App and web page records:
-*-

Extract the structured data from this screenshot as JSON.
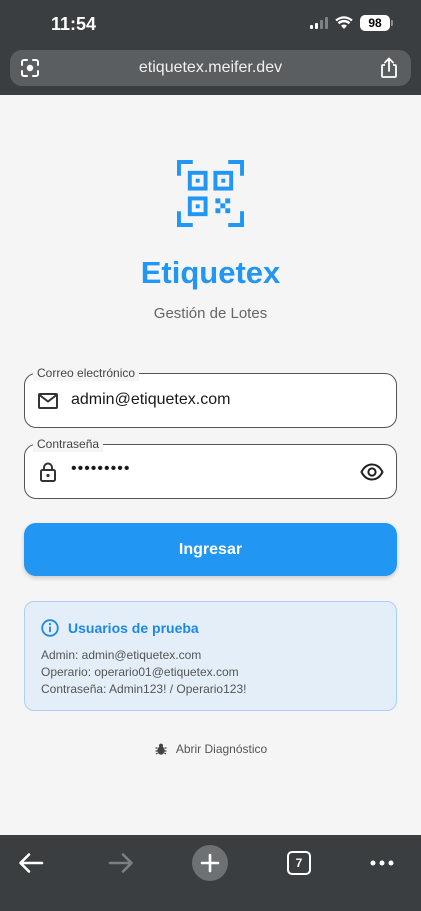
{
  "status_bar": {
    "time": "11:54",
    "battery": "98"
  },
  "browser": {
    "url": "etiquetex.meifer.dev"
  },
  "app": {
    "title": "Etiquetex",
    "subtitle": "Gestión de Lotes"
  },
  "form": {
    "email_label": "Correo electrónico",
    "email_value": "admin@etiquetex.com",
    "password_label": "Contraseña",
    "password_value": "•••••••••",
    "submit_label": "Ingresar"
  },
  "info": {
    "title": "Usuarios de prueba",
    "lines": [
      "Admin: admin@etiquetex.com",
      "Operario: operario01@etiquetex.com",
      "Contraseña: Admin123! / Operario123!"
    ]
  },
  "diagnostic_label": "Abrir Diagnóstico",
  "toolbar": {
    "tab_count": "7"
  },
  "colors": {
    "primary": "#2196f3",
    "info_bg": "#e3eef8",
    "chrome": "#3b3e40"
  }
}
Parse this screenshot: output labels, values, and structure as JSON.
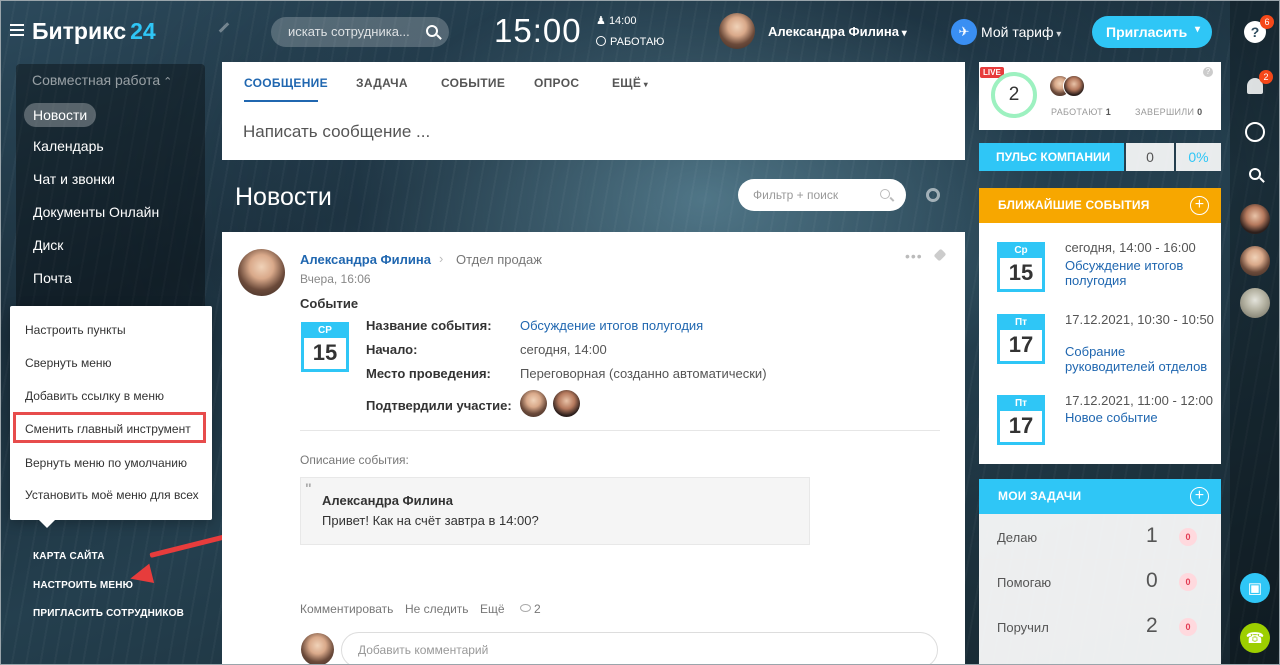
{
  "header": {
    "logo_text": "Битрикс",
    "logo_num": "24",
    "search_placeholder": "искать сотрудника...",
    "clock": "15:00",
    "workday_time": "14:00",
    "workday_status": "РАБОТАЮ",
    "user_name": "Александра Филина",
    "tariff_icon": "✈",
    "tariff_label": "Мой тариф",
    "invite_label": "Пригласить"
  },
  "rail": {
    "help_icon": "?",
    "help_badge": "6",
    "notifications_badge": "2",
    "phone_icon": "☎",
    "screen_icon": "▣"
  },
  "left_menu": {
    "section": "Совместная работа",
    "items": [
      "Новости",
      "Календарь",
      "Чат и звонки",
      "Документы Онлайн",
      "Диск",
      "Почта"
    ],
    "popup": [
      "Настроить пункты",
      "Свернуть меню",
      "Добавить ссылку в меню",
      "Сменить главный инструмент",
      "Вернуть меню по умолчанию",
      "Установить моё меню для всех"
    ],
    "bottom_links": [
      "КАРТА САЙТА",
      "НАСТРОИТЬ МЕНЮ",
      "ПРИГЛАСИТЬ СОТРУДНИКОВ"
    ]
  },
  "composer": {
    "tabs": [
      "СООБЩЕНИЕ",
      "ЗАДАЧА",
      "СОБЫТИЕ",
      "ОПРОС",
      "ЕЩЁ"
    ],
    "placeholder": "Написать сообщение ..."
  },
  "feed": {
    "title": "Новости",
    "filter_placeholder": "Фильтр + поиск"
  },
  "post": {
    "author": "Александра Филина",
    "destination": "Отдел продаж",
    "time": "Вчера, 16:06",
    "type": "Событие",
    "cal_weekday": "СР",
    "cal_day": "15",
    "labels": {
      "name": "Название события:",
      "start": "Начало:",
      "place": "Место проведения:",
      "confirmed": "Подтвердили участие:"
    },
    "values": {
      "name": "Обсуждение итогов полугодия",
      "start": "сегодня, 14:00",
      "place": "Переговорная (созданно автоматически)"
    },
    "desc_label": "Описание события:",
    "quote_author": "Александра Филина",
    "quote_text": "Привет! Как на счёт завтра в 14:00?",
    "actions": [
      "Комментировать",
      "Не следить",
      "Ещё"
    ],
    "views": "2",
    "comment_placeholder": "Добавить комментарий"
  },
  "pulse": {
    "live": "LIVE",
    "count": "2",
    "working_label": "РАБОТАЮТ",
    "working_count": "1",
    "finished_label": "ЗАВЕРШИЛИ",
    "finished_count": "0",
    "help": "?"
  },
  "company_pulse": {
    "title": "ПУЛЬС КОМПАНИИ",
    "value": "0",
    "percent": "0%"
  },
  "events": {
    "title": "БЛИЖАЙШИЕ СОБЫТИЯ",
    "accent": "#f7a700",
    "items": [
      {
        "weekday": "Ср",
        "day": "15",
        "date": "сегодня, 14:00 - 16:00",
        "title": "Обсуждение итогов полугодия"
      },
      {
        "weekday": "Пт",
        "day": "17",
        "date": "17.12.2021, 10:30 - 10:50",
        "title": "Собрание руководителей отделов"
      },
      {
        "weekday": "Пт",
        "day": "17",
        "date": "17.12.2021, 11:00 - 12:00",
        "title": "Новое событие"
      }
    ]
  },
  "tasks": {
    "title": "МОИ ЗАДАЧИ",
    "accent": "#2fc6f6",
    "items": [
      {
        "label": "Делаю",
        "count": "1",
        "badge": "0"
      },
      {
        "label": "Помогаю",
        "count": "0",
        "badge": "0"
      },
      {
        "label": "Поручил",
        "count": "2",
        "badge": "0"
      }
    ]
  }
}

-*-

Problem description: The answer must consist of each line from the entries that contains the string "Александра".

Answer to this exercise:
    "user_name": "Александра Филина",
    "author": "Александра Филина",
    "quote_author": "Александра Филина",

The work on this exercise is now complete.